Your options are just as clear in the Windscribe VPN apps. Locations where torrents aren’t allowed are marked with the same crossed-out ‘P2P’, but select anything else and you can download whatever and whenever you like.
We don’t like to take a provider’s website promises for granted, even when they’re from a VPN we trust, so we tried downloading torrents from three P2P-approved servers. Everything ran smoothly, and our downloads completed with no connection or performance issues at all.
Factor in Windscribe VPN‘s free plan and various anonymous payment options (cryptocurrencies, gift cards), along with its decent performance levels, and the company makes a great torrenting choice.
Tapping the ‘Get Started’ button on the Windscribe VPN site took us to the Download page. The website detected and highlighted the best choice for our laptop – the Windows client and Chrome extension – but there were also links to downloads for Mac, Android and iOS, extensions for Firefox and Opera, and guides to cover setup on routers, Linux, Kodi, Amazon Fire TV and more.
There’s an unusual extra touch with the provision of direct links to old versions of the Windows and Mac apps. You may not care about that as a new user, but being able to rewind to a previous version could be very helpful if you find the latest build doesn’t work on one of your computers, or an app update turns out to be buggy.
Installing the Windows app is easy. You’re able to create an account just by entering a username and password, which gets you 2GB of data a month. Hand over your email, too, and you get 10GB. Tweet about Windscribe VPN and you get an excellent 15GB.
To put all that in perspective, Avira Phantom VPN’s free package gives you a tiny 500MB.

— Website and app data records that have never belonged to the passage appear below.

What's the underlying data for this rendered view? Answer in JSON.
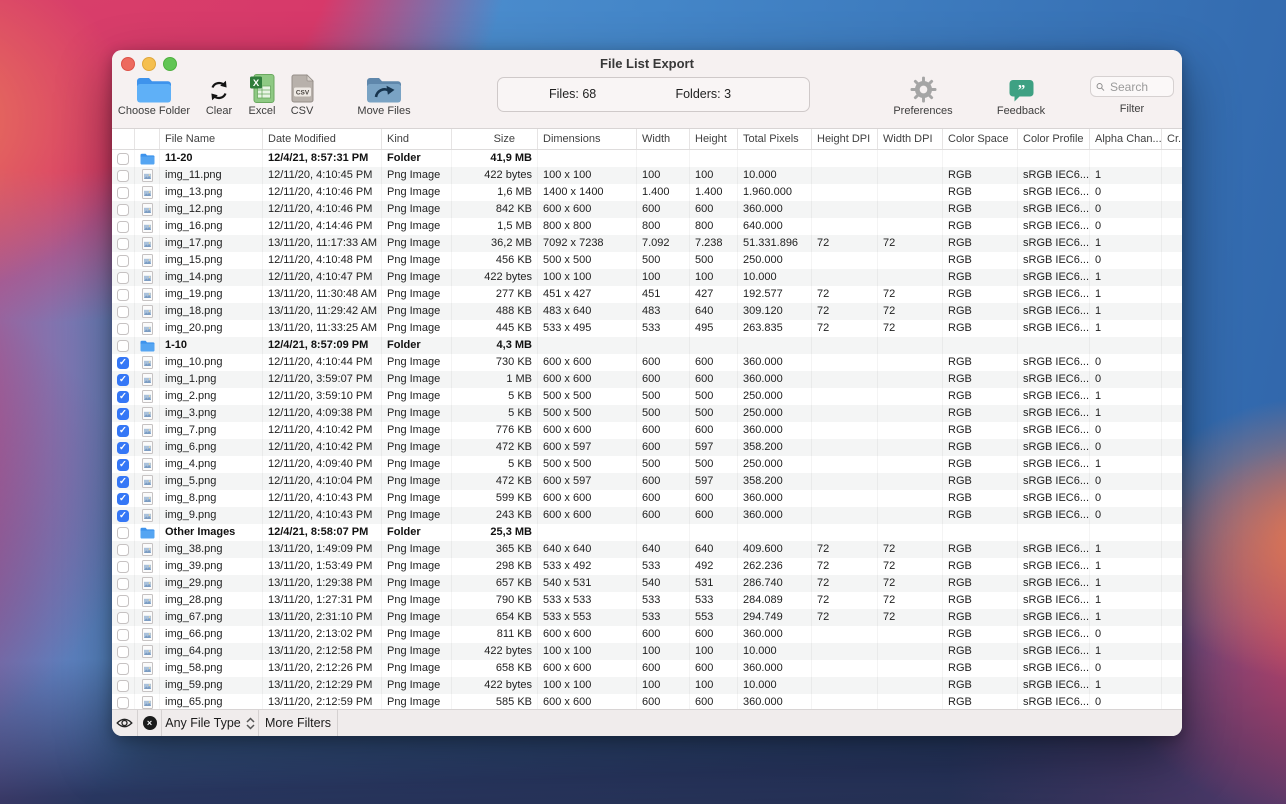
{
  "window": {
    "title": "File List Export"
  },
  "toolbar": {
    "choose_folder": "Choose Folder",
    "clear": "Clear",
    "excel": "Excel",
    "csv": "CSV",
    "move_files": "Move Files",
    "stats": {
      "files": "Files: 68",
      "folders": "Folders: 3"
    },
    "preferences": "Preferences",
    "feedback": "Feedback",
    "search_placeholder": "Search",
    "filter_label": "Filter"
  },
  "table": {
    "columns": [
      "File Name",
      "Date Modified",
      "Kind",
      "Size",
      "Dimensions",
      "Width",
      "Height",
      "Total Pixels",
      "Height DPI",
      "Width DPI",
      "Color Space",
      "Color Profile",
      "Alpha Chan...",
      "Cr..."
    ],
    "rows": [
      {
        "type": "folder",
        "checked": false,
        "name": "11-20",
        "date": "12/4/21, 8:57:31 PM",
        "kind": "Folder",
        "size": "41,9 MB",
        "dims": "",
        "w": "",
        "h": "",
        "px": "",
        "hdpi": "",
        "wdpi": "",
        "cs": "",
        "cp": "",
        "alpha": ""
      },
      {
        "type": "file",
        "checked": false,
        "name": "img_11.png",
        "date": "12/11/20, 4:10:45 PM",
        "kind": "Png Image",
        "size": "422 bytes",
        "dims": "100 x 100",
        "w": "100",
        "h": "100",
        "px": "10.000",
        "hdpi": "",
        "wdpi": "",
        "cs": "RGB",
        "cp": "sRGB IEC6...",
        "alpha": "1"
      },
      {
        "type": "file",
        "checked": false,
        "name": "img_13.png",
        "date": "12/11/20, 4:10:46 PM",
        "kind": "Png Image",
        "size": "1,6 MB",
        "dims": "1400 x 1400",
        "w": "1.400",
        "h": "1.400",
        "px": "1.960.000",
        "hdpi": "",
        "wdpi": "",
        "cs": "RGB",
        "cp": "sRGB IEC6...",
        "alpha": "0"
      },
      {
        "type": "file",
        "checked": false,
        "name": "img_12.png",
        "date": "12/11/20, 4:10:46 PM",
        "kind": "Png Image",
        "size": "842 KB",
        "dims": "600 x 600",
        "w": "600",
        "h": "600",
        "px": "360.000",
        "hdpi": "",
        "wdpi": "",
        "cs": "RGB",
        "cp": "sRGB IEC6...",
        "alpha": "0"
      },
      {
        "type": "file",
        "checked": false,
        "name": "img_16.png",
        "date": "12/11/20, 4:14:46 PM",
        "kind": "Png Image",
        "size": "1,5 MB",
        "dims": "800 x 800",
        "w": "800",
        "h": "800",
        "px": "640.000",
        "hdpi": "",
        "wdpi": "",
        "cs": "RGB",
        "cp": "sRGB IEC6...",
        "alpha": "0"
      },
      {
        "type": "file",
        "checked": false,
        "name": "img_17.png",
        "date": "13/11/20, 11:17:33 AM",
        "kind": "Png Image",
        "size": "36,2 MB",
        "dims": "7092 x 7238",
        "w": "7.092",
        "h": "7.238",
        "px": "51.331.896",
        "hdpi": "72",
        "wdpi": "72",
        "cs": "RGB",
        "cp": "sRGB IEC6...",
        "alpha": "1"
      },
      {
        "type": "file",
        "checked": false,
        "name": "img_15.png",
        "date": "12/11/20, 4:10:48 PM",
        "kind": "Png Image",
        "size": "456 KB",
        "dims": "500 x 500",
        "w": "500",
        "h": "500",
        "px": "250.000",
        "hdpi": "",
        "wdpi": "",
        "cs": "RGB",
        "cp": "sRGB IEC6...",
        "alpha": "0"
      },
      {
        "type": "file",
        "checked": false,
        "name": "img_14.png",
        "date": "12/11/20, 4:10:47 PM",
        "kind": "Png Image",
        "size": "422 bytes",
        "dims": "100 x 100",
        "w": "100",
        "h": "100",
        "px": "10.000",
        "hdpi": "",
        "wdpi": "",
        "cs": "RGB",
        "cp": "sRGB IEC6...",
        "alpha": "1"
      },
      {
        "type": "file",
        "checked": false,
        "name": "img_19.png",
        "date": "13/11/20, 11:30:48 AM",
        "kind": "Png Image",
        "size": "277 KB",
        "dims": "451 x 427",
        "w": "451",
        "h": "427",
        "px": "192.577",
        "hdpi": "72",
        "wdpi": "72",
        "cs": "RGB",
        "cp": "sRGB IEC6...",
        "alpha": "1"
      },
      {
        "type": "file",
        "checked": false,
        "name": "img_18.png",
        "date": "13/11/20, 11:29:42 AM",
        "kind": "Png Image",
        "size": "488 KB",
        "dims": "483 x 640",
        "w": "483",
        "h": "640",
        "px": "309.120",
        "hdpi": "72",
        "wdpi": "72",
        "cs": "RGB",
        "cp": "sRGB IEC6...",
        "alpha": "1"
      },
      {
        "type": "file",
        "checked": false,
        "name": "img_20.png",
        "date": "13/11/20, 11:33:25 AM",
        "kind": "Png Image",
        "size": "445 KB",
        "dims": "533 x 495",
        "w": "533",
        "h": "495",
        "px": "263.835",
        "hdpi": "72",
        "wdpi": "72",
        "cs": "RGB",
        "cp": "sRGB IEC6...",
        "alpha": "1"
      },
      {
        "type": "folder",
        "checked": false,
        "name": "1-10",
        "date": "12/4/21, 8:57:09 PM",
        "kind": "Folder",
        "size": "4,3 MB",
        "dims": "",
        "w": "",
        "h": "",
        "px": "",
        "hdpi": "",
        "wdpi": "",
        "cs": "",
        "cp": "",
        "alpha": ""
      },
      {
        "type": "file",
        "checked": true,
        "name": "img_10.png",
        "date": "12/11/20, 4:10:44 PM",
        "kind": "Png Image",
        "size": "730 KB",
        "dims": "600 x 600",
        "w": "600",
        "h": "600",
        "px": "360.000",
        "hdpi": "",
        "wdpi": "",
        "cs": "RGB",
        "cp": "sRGB IEC6...",
        "alpha": "0"
      },
      {
        "type": "file",
        "checked": true,
        "name": "img_1.png",
        "date": "12/11/20, 3:59:07 PM",
        "kind": "Png Image",
        "size": "1 MB",
        "dims": "600 x 600",
        "w": "600",
        "h": "600",
        "px": "360.000",
        "hdpi": "",
        "wdpi": "",
        "cs": "RGB",
        "cp": "sRGB IEC6...",
        "alpha": "0"
      },
      {
        "type": "file",
        "checked": true,
        "name": "img_2.png",
        "date": "12/11/20, 3:59:10 PM",
        "kind": "Png Image",
        "size": "5 KB",
        "dims": "500 x 500",
        "w": "500",
        "h": "500",
        "px": "250.000",
        "hdpi": "",
        "wdpi": "",
        "cs": "RGB",
        "cp": "sRGB IEC6...",
        "alpha": "1"
      },
      {
        "type": "file",
        "checked": true,
        "name": "img_3.png",
        "date": "12/11/20, 4:09:38 PM",
        "kind": "Png Image",
        "size": "5 KB",
        "dims": "500 x 500",
        "w": "500",
        "h": "500",
        "px": "250.000",
        "hdpi": "",
        "wdpi": "",
        "cs": "RGB",
        "cp": "sRGB IEC6...",
        "alpha": "1"
      },
      {
        "type": "file",
        "checked": true,
        "name": "img_7.png",
        "date": "12/11/20, 4:10:42 PM",
        "kind": "Png Image",
        "size": "776 KB",
        "dims": "600 x 600",
        "w": "600",
        "h": "600",
        "px": "360.000",
        "hdpi": "",
        "wdpi": "",
        "cs": "RGB",
        "cp": "sRGB IEC6...",
        "alpha": "0"
      },
      {
        "type": "file",
        "checked": true,
        "name": "img_6.png",
        "date": "12/11/20, 4:10:42 PM",
        "kind": "Png Image",
        "size": "472 KB",
        "dims": "600 x 597",
        "w": "600",
        "h": "597",
        "px": "358.200",
        "hdpi": "",
        "wdpi": "",
        "cs": "RGB",
        "cp": "sRGB IEC6...",
        "alpha": "0"
      },
      {
        "type": "file",
        "checked": true,
        "name": "img_4.png",
        "date": "12/11/20, 4:09:40 PM",
        "kind": "Png Image",
        "size": "5 KB",
        "dims": "500 x 500",
        "w": "500",
        "h": "500",
        "px": "250.000",
        "hdpi": "",
        "wdpi": "",
        "cs": "RGB",
        "cp": "sRGB IEC6...",
        "alpha": "1"
      },
      {
        "type": "file",
        "checked": true,
        "name": "img_5.png",
        "date": "12/11/20, 4:10:04 PM",
        "kind": "Png Image",
        "size": "472 KB",
        "dims": "600 x 597",
        "w": "600",
        "h": "597",
        "px": "358.200",
        "hdpi": "",
        "wdpi": "",
        "cs": "RGB",
        "cp": "sRGB IEC6...",
        "alpha": "0"
      },
      {
        "type": "file",
        "checked": true,
        "name": "img_8.png",
        "date": "12/11/20, 4:10:43 PM",
        "kind": "Png Image",
        "size": "599 KB",
        "dims": "600 x 600",
        "w": "600",
        "h": "600",
        "px": "360.000",
        "hdpi": "",
        "wdpi": "",
        "cs": "RGB",
        "cp": "sRGB IEC6...",
        "alpha": "0"
      },
      {
        "type": "file",
        "checked": true,
        "name": "img_9.png",
        "date": "12/11/20, 4:10:43 PM",
        "kind": "Png Image",
        "size": "243 KB",
        "dims": "600 x 600",
        "w": "600",
        "h": "600",
        "px": "360.000",
        "hdpi": "",
        "wdpi": "",
        "cs": "RGB",
        "cp": "sRGB IEC6...",
        "alpha": "0"
      },
      {
        "type": "folder",
        "checked": false,
        "name": "Other Images",
        "date": "12/4/21, 8:58:07 PM",
        "kind": "Folder",
        "size": "25,3 MB",
        "dims": "",
        "w": "",
        "h": "",
        "px": "",
        "hdpi": "",
        "wdpi": "",
        "cs": "",
        "cp": "",
        "alpha": ""
      },
      {
        "type": "file",
        "checked": false,
        "name": "img_38.png",
        "date": "13/11/20, 1:49:09 PM",
        "kind": "Png Image",
        "size": "365 KB",
        "dims": "640 x 640",
        "w": "640",
        "h": "640",
        "px": "409.600",
        "hdpi": "72",
        "wdpi": "72",
        "cs": "RGB",
        "cp": "sRGB IEC6...",
        "alpha": "1"
      },
      {
        "type": "file",
        "checked": false,
        "name": "img_39.png",
        "date": "13/11/20, 1:53:49 PM",
        "kind": "Png Image",
        "size": "298 KB",
        "dims": "533 x 492",
        "w": "533",
        "h": "492",
        "px": "262.236",
        "hdpi": "72",
        "wdpi": "72",
        "cs": "RGB",
        "cp": "sRGB IEC6...",
        "alpha": "1"
      },
      {
        "type": "file",
        "checked": false,
        "name": "img_29.png",
        "date": "13/11/20, 1:29:38 PM",
        "kind": "Png Image",
        "size": "657 KB",
        "dims": "540 x 531",
        "w": "540",
        "h": "531",
        "px": "286.740",
        "hdpi": "72",
        "wdpi": "72",
        "cs": "RGB",
        "cp": "sRGB IEC6...",
        "alpha": "1"
      },
      {
        "type": "file",
        "checked": false,
        "name": "img_28.png",
        "date": "13/11/20, 1:27:31 PM",
        "kind": "Png Image",
        "size": "790 KB",
        "dims": "533 x 533",
        "w": "533",
        "h": "533",
        "px": "284.089",
        "hdpi": "72",
        "wdpi": "72",
        "cs": "RGB",
        "cp": "sRGB IEC6...",
        "alpha": "1"
      },
      {
        "type": "file",
        "checked": false,
        "name": "img_67.png",
        "date": "13/11/20, 2:31:10 PM",
        "kind": "Png Image",
        "size": "654 KB",
        "dims": "533 x 553",
        "w": "533",
        "h": "553",
        "px": "294.749",
        "hdpi": "72",
        "wdpi": "72",
        "cs": "RGB",
        "cp": "sRGB IEC6...",
        "alpha": "1"
      },
      {
        "type": "file",
        "checked": false,
        "name": "img_66.png",
        "date": "13/11/20, 2:13:02 PM",
        "kind": "Png Image",
        "size": "811 KB",
        "dims": "600 x 600",
        "w": "600",
        "h": "600",
        "px": "360.000",
        "hdpi": "",
        "wdpi": "",
        "cs": "RGB",
        "cp": "sRGB IEC6...",
        "alpha": "0"
      },
      {
        "type": "file",
        "checked": false,
        "name": "img_64.png",
        "date": "13/11/20, 2:12:58 PM",
        "kind": "Png Image",
        "size": "422 bytes",
        "dims": "100 x 100",
        "w": "100",
        "h": "100",
        "px": "10.000",
        "hdpi": "",
        "wdpi": "",
        "cs": "RGB",
        "cp": "sRGB IEC6...",
        "alpha": "1"
      },
      {
        "type": "file",
        "checked": false,
        "name": "img_58.png",
        "date": "13/11/20, 2:12:26 PM",
        "kind": "Png Image",
        "size": "658 KB",
        "dims": "600 x 600",
        "w": "600",
        "h": "600",
        "px": "360.000",
        "hdpi": "",
        "wdpi": "",
        "cs": "RGB",
        "cp": "sRGB IEC6...",
        "alpha": "0"
      },
      {
        "type": "file",
        "checked": false,
        "name": "img_59.png",
        "date": "13/11/20, 2:12:29 PM",
        "kind": "Png Image",
        "size": "422 bytes",
        "dims": "100 x 100",
        "w": "100",
        "h": "100",
        "px": "10.000",
        "hdpi": "",
        "wdpi": "",
        "cs": "RGB",
        "cp": "sRGB IEC6...",
        "alpha": "1"
      },
      {
        "type": "file",
        "checked": false,
        "name": "img_65.png",
        "date": "13/11/20, 2:12:59 PM",
        "kind": "Png Image",
        "size": "585 KB",
        "dims": "600 x 600",
        "w": "600",
        "h": "600",
        "px": "360.000",
        "hdpi": "",
        "wdpi": "",
        "cs": "RGB",
        "cp": "sRGB IEC6...",
        "alpha": "0"
      }
    ]
  },
  "filter_bar": {
    "file_type": "Any File Type",
    "more_filters": "More Filters"
  },
  "colors": {
    "checkbox_blue": "#3577f6",
    "folder_blue": "#55a5f2",
    "folder_tab_blue": "#3e93ec",
    "excel_green": "#8ec983",
    "excel_badge_green": "#2f7d3b",
    "csv_gray": "#b8b1ab",
    "feedback_green": "#3ea183",
    "move_folder_blue": "#7aa3c4"
  }
}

If you’re hoping to manually set up other devices, Windscribe VPN’s web control panel has tools to generate configuration files for OpenVPN, WireGuard, IKEv2 or SOCKS5 connections. This is a little more complicated than you’ll see with some of the competition, where sometimes you’re able to download perhaps hundreds of server setup files in an archive, then unzip and use them all immediately. But it’s also far more flexible, as for instance you can define your preferred OpenVPN connection type (UDP, TCP), cipher (AES-CBC, AES-GCM) or port for every location.
Why should I get Windscribe VPN from Soft360?
As you are aware, you have to pay a lot of money to get the premium version of Windscribe VPN, but we are with you as always and we will provide the cracked version of Windscribe VPN to you dear ones who will be able to prepare the cracked version according to the installation guide. The cracked version is ready for you for free and Windscribe VPN will be installed easily in the cracked way.
Windscribe VPN is a likeable VPN and represents good value, with a host of useful privacy protecting extras, and one of the most generous free VPN plans around. We have some reservations – no 24/7 support, no security audit, speeds aren’t the best – but these issues won’t concern everyone. And there’s a risk-free way to find out more: just install the free version and see how it works for you.
- published date : 2022
- version : Ver-2022
- password: Soft360.co
1. Disable Antivirus and Windows Defender. If the antivirus is turned on,
the program will not crack properly.
2. Install the program normally.
3. Go to the crack folder and run the crack file.
4. Done Enjoy!
* File password *: soft360